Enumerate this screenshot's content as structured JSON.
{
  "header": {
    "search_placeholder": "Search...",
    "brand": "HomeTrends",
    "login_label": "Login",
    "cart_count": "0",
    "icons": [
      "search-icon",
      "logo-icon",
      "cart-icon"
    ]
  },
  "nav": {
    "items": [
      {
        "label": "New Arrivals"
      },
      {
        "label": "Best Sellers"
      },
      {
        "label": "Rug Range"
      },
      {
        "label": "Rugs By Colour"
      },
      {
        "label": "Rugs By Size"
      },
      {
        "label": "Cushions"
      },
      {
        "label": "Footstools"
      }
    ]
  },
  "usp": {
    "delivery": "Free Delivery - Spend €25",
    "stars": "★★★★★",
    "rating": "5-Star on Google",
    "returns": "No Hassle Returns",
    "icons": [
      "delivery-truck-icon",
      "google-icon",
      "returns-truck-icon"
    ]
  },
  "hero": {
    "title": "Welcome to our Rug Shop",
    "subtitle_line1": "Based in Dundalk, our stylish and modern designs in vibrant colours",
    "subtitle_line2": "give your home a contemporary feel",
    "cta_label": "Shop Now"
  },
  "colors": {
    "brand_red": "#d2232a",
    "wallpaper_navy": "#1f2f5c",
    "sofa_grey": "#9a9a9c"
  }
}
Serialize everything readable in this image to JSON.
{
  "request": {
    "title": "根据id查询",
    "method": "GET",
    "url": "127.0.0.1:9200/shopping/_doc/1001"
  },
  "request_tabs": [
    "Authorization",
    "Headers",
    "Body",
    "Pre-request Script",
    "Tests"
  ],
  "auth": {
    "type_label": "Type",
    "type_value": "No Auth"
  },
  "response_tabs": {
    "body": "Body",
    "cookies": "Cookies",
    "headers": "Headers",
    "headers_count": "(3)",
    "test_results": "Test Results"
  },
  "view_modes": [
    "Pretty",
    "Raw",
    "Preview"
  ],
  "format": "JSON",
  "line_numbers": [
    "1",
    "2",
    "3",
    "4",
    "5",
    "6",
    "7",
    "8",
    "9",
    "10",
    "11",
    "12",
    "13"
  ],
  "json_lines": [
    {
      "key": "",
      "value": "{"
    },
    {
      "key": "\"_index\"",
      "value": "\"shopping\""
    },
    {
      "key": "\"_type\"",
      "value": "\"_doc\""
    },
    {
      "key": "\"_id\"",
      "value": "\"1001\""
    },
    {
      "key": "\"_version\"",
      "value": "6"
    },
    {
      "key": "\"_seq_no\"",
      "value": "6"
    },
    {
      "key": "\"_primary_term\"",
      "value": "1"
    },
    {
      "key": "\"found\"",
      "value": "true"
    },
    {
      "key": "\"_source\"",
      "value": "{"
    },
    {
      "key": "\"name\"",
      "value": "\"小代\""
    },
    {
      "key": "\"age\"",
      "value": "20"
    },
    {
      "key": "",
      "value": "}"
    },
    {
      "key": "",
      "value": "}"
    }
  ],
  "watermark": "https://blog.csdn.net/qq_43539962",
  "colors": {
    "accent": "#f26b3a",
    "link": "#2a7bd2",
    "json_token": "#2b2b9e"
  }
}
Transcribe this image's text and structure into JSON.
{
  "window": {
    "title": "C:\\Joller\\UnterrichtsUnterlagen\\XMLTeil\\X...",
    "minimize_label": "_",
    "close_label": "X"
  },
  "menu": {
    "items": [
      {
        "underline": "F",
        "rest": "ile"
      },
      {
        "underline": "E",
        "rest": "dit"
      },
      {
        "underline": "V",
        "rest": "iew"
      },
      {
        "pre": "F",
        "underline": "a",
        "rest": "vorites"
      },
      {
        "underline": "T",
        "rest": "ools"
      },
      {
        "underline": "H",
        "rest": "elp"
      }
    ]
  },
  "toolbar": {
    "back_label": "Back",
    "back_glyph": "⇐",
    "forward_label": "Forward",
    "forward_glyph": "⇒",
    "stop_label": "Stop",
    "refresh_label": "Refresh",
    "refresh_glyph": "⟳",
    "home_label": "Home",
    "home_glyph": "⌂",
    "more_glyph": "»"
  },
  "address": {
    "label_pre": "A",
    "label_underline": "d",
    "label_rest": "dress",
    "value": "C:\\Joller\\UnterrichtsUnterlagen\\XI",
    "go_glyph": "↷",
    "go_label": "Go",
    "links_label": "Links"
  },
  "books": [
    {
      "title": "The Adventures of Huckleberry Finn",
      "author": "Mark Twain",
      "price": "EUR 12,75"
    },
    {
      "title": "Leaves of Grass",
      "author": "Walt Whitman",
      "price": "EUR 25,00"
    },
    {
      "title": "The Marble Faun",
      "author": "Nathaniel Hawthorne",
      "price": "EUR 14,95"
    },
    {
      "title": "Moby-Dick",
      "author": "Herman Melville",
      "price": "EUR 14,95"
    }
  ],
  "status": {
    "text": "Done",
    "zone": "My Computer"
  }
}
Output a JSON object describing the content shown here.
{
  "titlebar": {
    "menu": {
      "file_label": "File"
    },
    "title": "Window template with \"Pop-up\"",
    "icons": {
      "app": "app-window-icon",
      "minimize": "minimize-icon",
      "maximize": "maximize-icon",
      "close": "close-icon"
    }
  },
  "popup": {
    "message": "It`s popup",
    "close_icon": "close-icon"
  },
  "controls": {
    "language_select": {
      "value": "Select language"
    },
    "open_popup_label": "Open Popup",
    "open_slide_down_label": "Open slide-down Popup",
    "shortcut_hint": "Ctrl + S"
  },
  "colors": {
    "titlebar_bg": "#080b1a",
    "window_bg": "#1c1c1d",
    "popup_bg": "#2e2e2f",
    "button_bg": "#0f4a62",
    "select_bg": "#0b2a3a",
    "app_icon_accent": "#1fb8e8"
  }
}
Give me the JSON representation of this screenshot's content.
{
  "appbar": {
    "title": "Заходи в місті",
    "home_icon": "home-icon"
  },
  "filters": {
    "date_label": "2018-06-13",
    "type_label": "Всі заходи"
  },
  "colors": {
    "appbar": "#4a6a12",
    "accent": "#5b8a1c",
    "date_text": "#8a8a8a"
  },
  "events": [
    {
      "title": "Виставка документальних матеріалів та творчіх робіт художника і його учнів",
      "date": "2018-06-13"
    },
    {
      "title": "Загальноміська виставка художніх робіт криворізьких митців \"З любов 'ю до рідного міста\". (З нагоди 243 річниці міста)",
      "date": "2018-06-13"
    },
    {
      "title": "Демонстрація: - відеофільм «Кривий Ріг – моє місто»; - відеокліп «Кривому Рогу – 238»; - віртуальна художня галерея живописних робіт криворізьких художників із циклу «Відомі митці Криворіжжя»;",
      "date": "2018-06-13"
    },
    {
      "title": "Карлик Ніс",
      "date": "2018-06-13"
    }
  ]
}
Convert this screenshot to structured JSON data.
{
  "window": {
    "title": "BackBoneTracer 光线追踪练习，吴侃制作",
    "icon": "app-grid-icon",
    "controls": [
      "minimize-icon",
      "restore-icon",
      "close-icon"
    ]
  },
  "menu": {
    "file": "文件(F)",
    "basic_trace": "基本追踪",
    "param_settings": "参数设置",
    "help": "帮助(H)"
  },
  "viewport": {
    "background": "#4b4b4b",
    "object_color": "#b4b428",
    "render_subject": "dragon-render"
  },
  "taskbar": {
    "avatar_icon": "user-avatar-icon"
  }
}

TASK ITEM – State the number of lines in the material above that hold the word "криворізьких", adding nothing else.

REPLY – 2